■ **What the exercise asks**:
Every single record needs to be restated word for word.

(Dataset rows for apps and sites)
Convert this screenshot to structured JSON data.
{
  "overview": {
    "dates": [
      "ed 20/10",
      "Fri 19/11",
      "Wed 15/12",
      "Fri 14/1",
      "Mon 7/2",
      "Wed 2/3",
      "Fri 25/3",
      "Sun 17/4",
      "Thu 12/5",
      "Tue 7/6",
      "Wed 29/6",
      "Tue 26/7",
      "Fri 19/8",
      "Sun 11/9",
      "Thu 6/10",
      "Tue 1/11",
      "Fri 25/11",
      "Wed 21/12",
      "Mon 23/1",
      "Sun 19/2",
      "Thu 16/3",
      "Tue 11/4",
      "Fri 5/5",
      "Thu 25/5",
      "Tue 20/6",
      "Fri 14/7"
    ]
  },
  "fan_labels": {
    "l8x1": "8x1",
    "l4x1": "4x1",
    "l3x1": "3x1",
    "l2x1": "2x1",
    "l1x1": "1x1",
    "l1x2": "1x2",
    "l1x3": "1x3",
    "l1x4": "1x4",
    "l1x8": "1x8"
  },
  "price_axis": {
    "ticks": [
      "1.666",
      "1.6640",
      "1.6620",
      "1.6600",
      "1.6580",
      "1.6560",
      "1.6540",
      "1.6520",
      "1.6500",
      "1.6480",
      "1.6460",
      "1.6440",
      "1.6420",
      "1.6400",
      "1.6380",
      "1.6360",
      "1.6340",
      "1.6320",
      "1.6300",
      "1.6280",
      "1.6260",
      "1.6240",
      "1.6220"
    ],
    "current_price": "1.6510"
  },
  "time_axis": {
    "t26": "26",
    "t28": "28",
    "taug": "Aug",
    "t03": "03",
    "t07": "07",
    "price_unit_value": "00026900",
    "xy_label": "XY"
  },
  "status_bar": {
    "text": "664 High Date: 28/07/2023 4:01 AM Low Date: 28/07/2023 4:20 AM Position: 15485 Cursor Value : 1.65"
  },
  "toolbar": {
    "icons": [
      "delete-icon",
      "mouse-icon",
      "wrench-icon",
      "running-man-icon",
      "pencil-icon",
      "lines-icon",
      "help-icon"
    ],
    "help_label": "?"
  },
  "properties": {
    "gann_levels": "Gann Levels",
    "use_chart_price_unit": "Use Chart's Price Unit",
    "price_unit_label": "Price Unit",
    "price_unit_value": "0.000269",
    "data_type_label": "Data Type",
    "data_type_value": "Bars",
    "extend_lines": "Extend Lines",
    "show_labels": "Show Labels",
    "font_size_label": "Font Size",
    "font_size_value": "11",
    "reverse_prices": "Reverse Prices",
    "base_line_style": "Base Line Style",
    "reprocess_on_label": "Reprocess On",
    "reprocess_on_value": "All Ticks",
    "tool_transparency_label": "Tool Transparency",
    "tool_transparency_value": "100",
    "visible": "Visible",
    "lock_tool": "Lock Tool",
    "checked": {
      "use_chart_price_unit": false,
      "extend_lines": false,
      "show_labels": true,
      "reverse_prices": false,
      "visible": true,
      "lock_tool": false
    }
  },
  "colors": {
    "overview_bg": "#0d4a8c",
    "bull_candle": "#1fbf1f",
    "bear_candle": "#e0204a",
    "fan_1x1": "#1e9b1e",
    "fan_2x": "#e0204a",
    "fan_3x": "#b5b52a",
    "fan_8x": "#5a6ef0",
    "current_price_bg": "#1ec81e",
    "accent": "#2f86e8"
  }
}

■ **Exercise result**:
Convert this screenshot to structured JSON data.
{
  "overview": {
    "dates": [
      "ed 20/10",
      "Fri 19/11",
      "Wed 15/12",
      "Fri 14/1",
      "Mon 7/2",
      "Wed 2/3",
      "Fri 25/3",
      "Sun 17/4",
      "Thu 12/5",
      "Tue 7/6",
      "Wed 29/6",
      "Tue 26/7",
      "Fri 19/8",
      "Sun 11/9",
      "Thu 6/10",
      "Tue 1/11",
      "Fri 25/11",
      "Wed 21/12",
      "Mon 23/1",
      "Sun 19/2",
      "Thu 16/3",
      "Tue 11/4",
      "Fri 5/5",
      "Thu 25/5",
      "Tue 20/6",
      "Fri 14/7"
    ]
  },
  "fan_labels": {
    "l8x1": "8x1",
    "l4x1": "4x1",
    "l3x1": "3x1",
    "l2x1": "2x1",
    "l1x1": "1x1",
    "l1x2": "1x2",
    "l1x3": "1x3",
    "l1x4": "1x4",
    "l1x8": "1x8"
  },
  "price_axis": {
    "ticks": [
      "1.666",
      "1.6640",
      "1.6620",
      "1.6600",
      "1.6580",
      "1.6560",
      "1.6540",
      "1.6520",
      "1.6500",
      "1.6480",
      "1.6460",
      "1.6440",
      "1.6420",
      "1.6400",
      "1.6380",
      "1.6360",
      "1.6340",
      "1.6320",
      "1.6300",
      "1.6280",
      "1.6260",
      "1.6240",
      "1.6220"
    ],
    "current_price": "1.6510"
  },
  "time_axis": {
    "t26": "26",
    "t28": "28",
    "taug": "Aug",
    "t03": "03",
    "t07": "07",
    "price_unit_value": "00026900",
    "xy_label": "XY"
  },
  "status_bar": {
    "text": "664 High Date: 28/07/2023 4:01 AM Low Date: 28/07/2023 4:20 AM Position: 15485 Cursor Value : 1.65"
  },
  "toolbar": {
    "icons": [
      "delete-icon",
      "mouse-icon",
      "wrench-icon",
      "running-man-icon",
      "pencil-icon",
      "lines-icon",
      "help-icon"
    ],
    "help_label": "?"
  },
  "properties": {
    "gann_levels": "Gann Levels",
    "use_chart_price_unit": "Use Chart's Price Unit",
    "price_unit_label": "Price Unit",
    "price_unit_value": "0.000269",
    "data_type_label": "Data Type",
    "data_type_value": "Bars",
    "extend_lines": "Extend Lines",
    "show_labels": "Show Labels",
    "font_size_label": "Font Size",
    "font_size_value": "11",
    "reverse_prices": "Reverse Prices",
    "base_line_style": "Base Line Style",
    "reprocess_on_label": "Reprocess On",
    "reprocess_on_value": "All Ticks",
    "tool_transparency_label": "Tool Transparency",
    "tool_transparency_value": "100",
    "visible": "Visible",
    "lock_tool": "Lock Tool",
    "checked": {
      "use_chart_price_unit": false,
      "extend_lines": false,
      "show_labels": true,
      "reverse_prices": false,
      "visible": true,
      "lock_tool": false
    }
  },
  "colors": {
    "overview_bg": "#0d4a8c",
    "bull_candle": "#1fbf1f",
    "bear_candle": "#e0204a",
    "fan_1x1": "#1e9b1e",
    "fan_2x": "#e0204a",
    "fan_3x": "#b5b52a",
    "fan_8x": "#5a6ef0",
    "current_price_bg": "#1ec81e",
    "accent": "#2f86e8"
  }
}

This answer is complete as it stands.